In an age of disruptive technology, cybercrime in particular is a growing risk your organisation cannot ignore. Aside from the financial implications of a breach, the reputational damage can be huge. According to the survey, the retail and financial services industries are the most likely to be hit.
In assessing whether your organisation would withstand a cyber attack, you should consider a layered approach:
- educate staff and customers on the risks and how to identify a breach;
- develop internal policies and procedures to account for the risks;
- Preventative measures:
- update your security software;
- encrypt and password protect employee work stations;
- consider where and when your employees and customers would be at risk from an attack - is data accessible from un-secure locations on un-secure devices?
- Website Protection:
- implement a unique log in system to external portals where client data is held or accessible;
- use a two factor identification process to minimise the chances of a data breach;
- prepare for and consider the consequences of a security exploit such as a phishing attack, trojans, viruses or a keylogger attack on your business;
- back up your systems;
- ensure your systems can be shut down efficiently and effectively as part of your disaster recovery plan;
- Data Analytics and Back Office Monitoring:
- analyse customer activity;
- consider how you would be notified if a breach actually occurred;
- carry out regular internal and external security audits;
- focus on cybercrime prevention and data protection from the top down; and
- update management on security audits and perceived cybercrime risks. The prevention and reporting mentality is less likely to be seen at lower levels in the organisational structure unless management take the lead.
"Cybercrime continues to escalate in a hyper-connected business ecosystem – jumping to 2nd most reported economic crime". Remember that economic crime has a knock on effect on areas such as business relationships, brand strength, customer confidence and equally employee morale.
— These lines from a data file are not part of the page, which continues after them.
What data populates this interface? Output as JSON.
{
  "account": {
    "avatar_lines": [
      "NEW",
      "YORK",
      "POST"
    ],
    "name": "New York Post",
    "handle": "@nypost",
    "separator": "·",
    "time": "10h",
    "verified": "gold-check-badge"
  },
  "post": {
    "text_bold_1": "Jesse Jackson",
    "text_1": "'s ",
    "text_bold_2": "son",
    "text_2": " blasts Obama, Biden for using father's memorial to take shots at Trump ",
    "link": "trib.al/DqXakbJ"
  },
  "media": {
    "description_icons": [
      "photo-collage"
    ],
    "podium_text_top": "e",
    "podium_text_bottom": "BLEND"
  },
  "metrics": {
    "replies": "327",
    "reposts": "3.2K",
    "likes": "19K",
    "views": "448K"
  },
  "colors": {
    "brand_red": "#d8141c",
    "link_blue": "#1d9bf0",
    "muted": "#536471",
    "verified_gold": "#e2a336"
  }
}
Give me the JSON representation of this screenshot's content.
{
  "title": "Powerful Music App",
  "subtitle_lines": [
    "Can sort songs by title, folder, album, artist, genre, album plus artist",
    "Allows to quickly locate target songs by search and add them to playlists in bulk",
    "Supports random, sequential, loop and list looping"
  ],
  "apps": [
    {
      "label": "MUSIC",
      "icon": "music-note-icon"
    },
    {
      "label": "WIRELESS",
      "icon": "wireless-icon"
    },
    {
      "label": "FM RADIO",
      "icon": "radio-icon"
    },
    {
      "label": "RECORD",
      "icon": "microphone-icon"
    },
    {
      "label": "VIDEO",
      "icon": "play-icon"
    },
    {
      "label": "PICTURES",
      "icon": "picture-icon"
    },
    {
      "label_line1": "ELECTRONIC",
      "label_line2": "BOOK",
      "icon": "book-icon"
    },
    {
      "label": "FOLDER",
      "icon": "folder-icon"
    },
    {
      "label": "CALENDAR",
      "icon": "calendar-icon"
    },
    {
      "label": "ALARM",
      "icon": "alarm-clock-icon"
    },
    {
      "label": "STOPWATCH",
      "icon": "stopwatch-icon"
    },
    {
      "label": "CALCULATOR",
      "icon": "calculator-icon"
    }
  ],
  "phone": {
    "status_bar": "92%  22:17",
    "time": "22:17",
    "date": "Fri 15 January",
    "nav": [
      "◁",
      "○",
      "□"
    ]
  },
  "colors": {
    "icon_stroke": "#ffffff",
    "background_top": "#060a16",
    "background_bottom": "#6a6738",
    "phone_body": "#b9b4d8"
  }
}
Moreover, the frequency of cyber attacks against Irish businesses has risen from 25 per cent in 2012 to 44 per cent currently, a rate that is considerably higher than the global average of 32 per cent.